Children are not bound to a set of rules that would come with a toy; it goes forward, it goes backwards; this goes here, that goes there; it turns on, it shuts off. A child’s natural inquisitive nature tells them to look at the bigger picture, to take a step back and look at their surroundings. What is it that’s actually before them? That brown cardboard frame that housed the expensive toy you just brought for them is more than just a box; it’s a den, it’s a train; it’s a house; a castle! The toy they have just unwrapped hasn’t gone to waste, they’ve just found a much better way to enjoy it – that we hadn’t thought of!

I recently heard a story how Disney’s Chief Imagineer kept trying to convince a room full of board members how it feels to be close to animals on safari – he was trying to sell an idea to them that would eventually unfold into what we know as Disney’s Animal Kingdom. After a number of failed meetings, unsuccessful presentations and countless heated discussions, he had one final go to convince the jury; he took a tiger into the meeting room!

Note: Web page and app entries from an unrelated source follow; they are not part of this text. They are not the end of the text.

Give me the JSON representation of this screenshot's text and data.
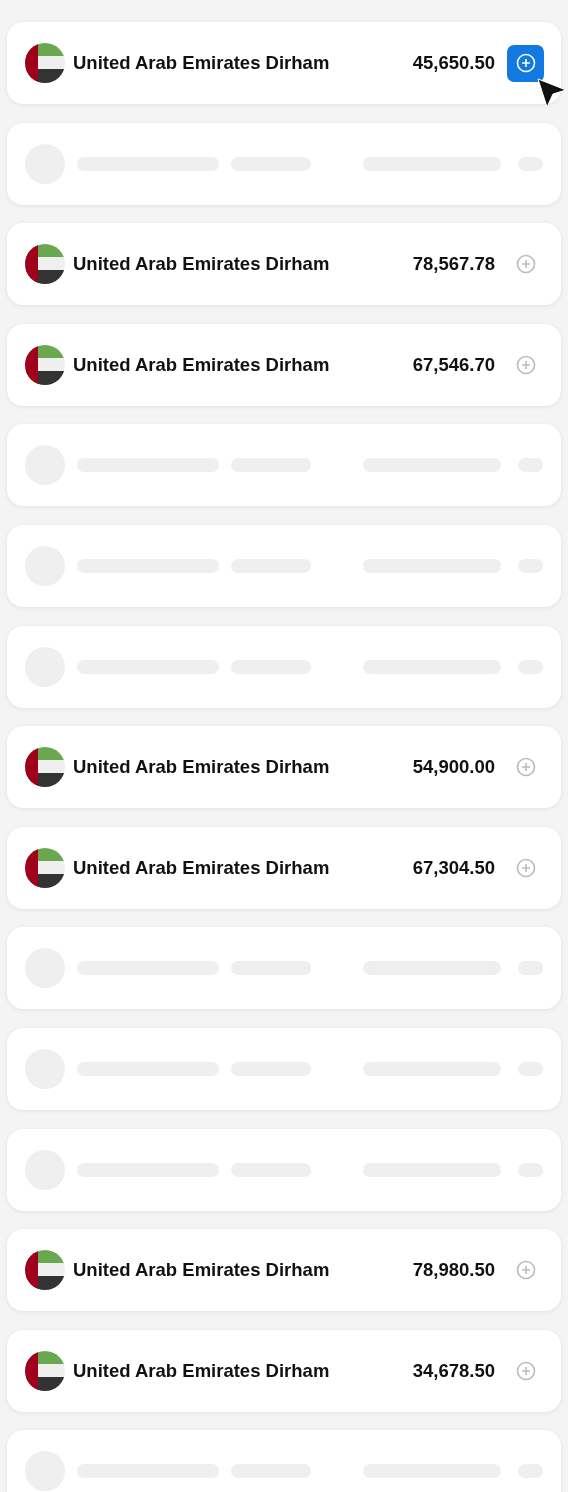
{
  "rows": [
    {
      "kind": "currency",
      "name": "United Arab Emirates Dirham",
      "amount": "45,650.50",
      "selected": true
    },
    {
      "kind": "skeleton"
    },
    {
      "kind": "currency",
      "name": "United Arab Emirates Dirham",
      "amount": "78,567.78",
      "selected": false
    },
    {
      "kind": "currency",
      "name": "United Arab Emirates Dirham",
      "amount": "67,546.70",
      "selected": false
    },
    {
      "kind": "skeleton"
    },
    {
      "kind": "skeleton"
    },
    {
      "kind": "skeleton"
    },
    {
      "kind": "currency",
      "name": "United Arab Emirates Dirham",
      "amount": "54,900.00",
      "selected": false
    },
    {
      "kind": "currency",
      "name": "United Arab Emirates Dirham",
      "amount": "67,304.50",
      "selected": false
    },
    {
      "kind": "skeleton"
    },
    {
      "kind": "skeleton"
    },
    {
      "kind": "skeleton"
    },
    {
      "kind": "currency",
      "name": "United Arab Emirates Dirham",
      "amount": "78,980.50",
      "selected": false
    },
    {
      "kind": "currency",
      "name": "United Arab Emirates Dirham",
      "amount": "34,678.50",
      "selected": false
    },
    {
      "kind": "skeleton"
    }
  ]
}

How could we use this realness principle for our new ideas or service improvements?We all need to get more creative. We need to be radical in our approach. We need to throw out the rulebook. Take down the boundaries. We need to get inside the box!